Hedinn Halldorsson, a spokesperson for OCHA, the UN’s emergency aid coordination body said, explains that the dangers civilians face rise every time their lives are upended. “The risk of gender based violence against women and children… increases. There is also a considerable psychological impact; distress, caused by [each] displacement.”
“They’ve lost everything; their homes, their income. They are terrified of everything, even of people asking them their names,” said Zozan Ayoub, the headmistress of an elementary school in Hassakeh who is now running the building as a shelter. “They have no psychological support. They are five families to one room, and they lack electricity, food, and gas for cooking.”
In 2013, Omar and her family fled their hometown of Tel Abyad when clashes broke out between Kurdish fighters and ISIS. They traveled westwards to Kobani, where they stayed until ISIS advanced on the city in late 2014, then forcing them to flee into Turkey.

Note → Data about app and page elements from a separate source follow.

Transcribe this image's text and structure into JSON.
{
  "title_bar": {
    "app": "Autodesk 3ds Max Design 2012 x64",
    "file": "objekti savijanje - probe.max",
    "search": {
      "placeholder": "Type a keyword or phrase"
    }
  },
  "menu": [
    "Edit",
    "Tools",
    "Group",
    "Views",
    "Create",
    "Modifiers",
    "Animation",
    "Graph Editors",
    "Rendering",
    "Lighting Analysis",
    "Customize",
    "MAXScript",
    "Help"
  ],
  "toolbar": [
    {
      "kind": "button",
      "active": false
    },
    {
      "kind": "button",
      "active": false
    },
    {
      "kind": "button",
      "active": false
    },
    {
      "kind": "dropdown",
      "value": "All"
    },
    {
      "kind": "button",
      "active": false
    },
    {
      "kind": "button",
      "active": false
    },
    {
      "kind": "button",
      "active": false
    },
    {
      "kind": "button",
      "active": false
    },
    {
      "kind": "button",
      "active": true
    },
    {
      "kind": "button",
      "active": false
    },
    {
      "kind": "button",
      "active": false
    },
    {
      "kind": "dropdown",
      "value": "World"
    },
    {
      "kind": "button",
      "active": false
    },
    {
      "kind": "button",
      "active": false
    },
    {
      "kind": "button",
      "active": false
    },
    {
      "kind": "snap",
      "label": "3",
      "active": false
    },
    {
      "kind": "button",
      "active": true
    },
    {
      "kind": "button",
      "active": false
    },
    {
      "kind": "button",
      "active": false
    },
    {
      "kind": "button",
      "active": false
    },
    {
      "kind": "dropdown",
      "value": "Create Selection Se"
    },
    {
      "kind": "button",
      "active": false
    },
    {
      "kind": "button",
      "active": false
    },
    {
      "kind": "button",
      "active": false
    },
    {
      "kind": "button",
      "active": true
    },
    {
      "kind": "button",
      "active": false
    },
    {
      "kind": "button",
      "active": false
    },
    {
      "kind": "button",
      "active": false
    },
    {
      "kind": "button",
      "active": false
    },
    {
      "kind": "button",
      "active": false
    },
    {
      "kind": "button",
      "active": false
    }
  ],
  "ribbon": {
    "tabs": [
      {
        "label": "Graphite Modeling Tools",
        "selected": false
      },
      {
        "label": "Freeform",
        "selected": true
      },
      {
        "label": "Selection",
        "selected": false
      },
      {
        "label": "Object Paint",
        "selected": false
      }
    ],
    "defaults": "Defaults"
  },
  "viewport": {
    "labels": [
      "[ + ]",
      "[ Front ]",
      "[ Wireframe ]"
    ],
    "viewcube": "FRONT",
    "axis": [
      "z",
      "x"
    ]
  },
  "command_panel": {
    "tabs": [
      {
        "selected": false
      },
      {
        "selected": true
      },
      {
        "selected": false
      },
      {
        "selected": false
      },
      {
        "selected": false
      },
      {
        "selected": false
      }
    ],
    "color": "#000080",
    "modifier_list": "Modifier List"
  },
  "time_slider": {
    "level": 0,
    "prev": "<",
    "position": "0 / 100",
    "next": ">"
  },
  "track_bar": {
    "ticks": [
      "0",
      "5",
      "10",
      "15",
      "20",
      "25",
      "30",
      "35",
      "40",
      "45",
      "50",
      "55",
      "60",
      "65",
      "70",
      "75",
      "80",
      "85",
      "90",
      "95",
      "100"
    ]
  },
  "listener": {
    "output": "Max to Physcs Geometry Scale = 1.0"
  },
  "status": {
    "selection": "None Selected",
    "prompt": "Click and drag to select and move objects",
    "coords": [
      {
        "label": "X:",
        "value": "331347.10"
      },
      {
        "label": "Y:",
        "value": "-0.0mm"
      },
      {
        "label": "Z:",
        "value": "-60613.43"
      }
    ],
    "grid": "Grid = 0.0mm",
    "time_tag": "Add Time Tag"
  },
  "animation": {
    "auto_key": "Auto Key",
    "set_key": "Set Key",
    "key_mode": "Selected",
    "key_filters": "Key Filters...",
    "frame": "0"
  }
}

When Tel Abyad was liberated from the militants in 2015, she and her family returned to their hometown, only to flee home once again when Turkish airstrikes began with the new offensive.
“We are civilians; what do they want from us?” she asked angrily.
The UN warns that this cycle of displacement translates into extreme physical and mental stress. People are unable to hold down jobs, ultimately forcing more families to depend on aid to get by. This is compounded by the fact that unlike refugees, displaced people have not crossed a border for sanctuary, and largely remain close to the conflict they are trying to escape from.
[The New Humanitarian]
The United States restored economic aid to El Salvador, Guatemala and Honduras that had been cut off after the Trump administration complained the three Central American countries had done too little to halt a surge in migration.
U.S. President Donald Trump and Secretary of State Mike Pompeo on Wednesday announced that some “targeted assistance” would resume as they praised governments of the three countries for reaching immigration agreements with the United States.
The three countries from the so-called Northern Triangle of Central America have sent record numbers of migrants toward the United States in recent years, fueling Trump’s rhetoric as part of his “zero tolerance” anti-immigration policy. Pompeo said in a statement that he had cut off the aid earlier this year on Trump’s direction “until the governments of these countries took sufficient action to reduce the overwhelming number of migrants coming to the U.S. border.”
Neither Trump nor Pompeo said how much of the hundreds of millions of dollars of suspended aid would be released. The Washington Post, citing an unnamed person familiar with the decision, reported it amounted to $143 million.
The Trump administration requires asylum-seekers to first seek safe haven in a third country they pass through on the way to the United States. The administration contends the majority of asylum-seekers are really economic migrants who will stay home if their only option is to seek asylum somewhere else.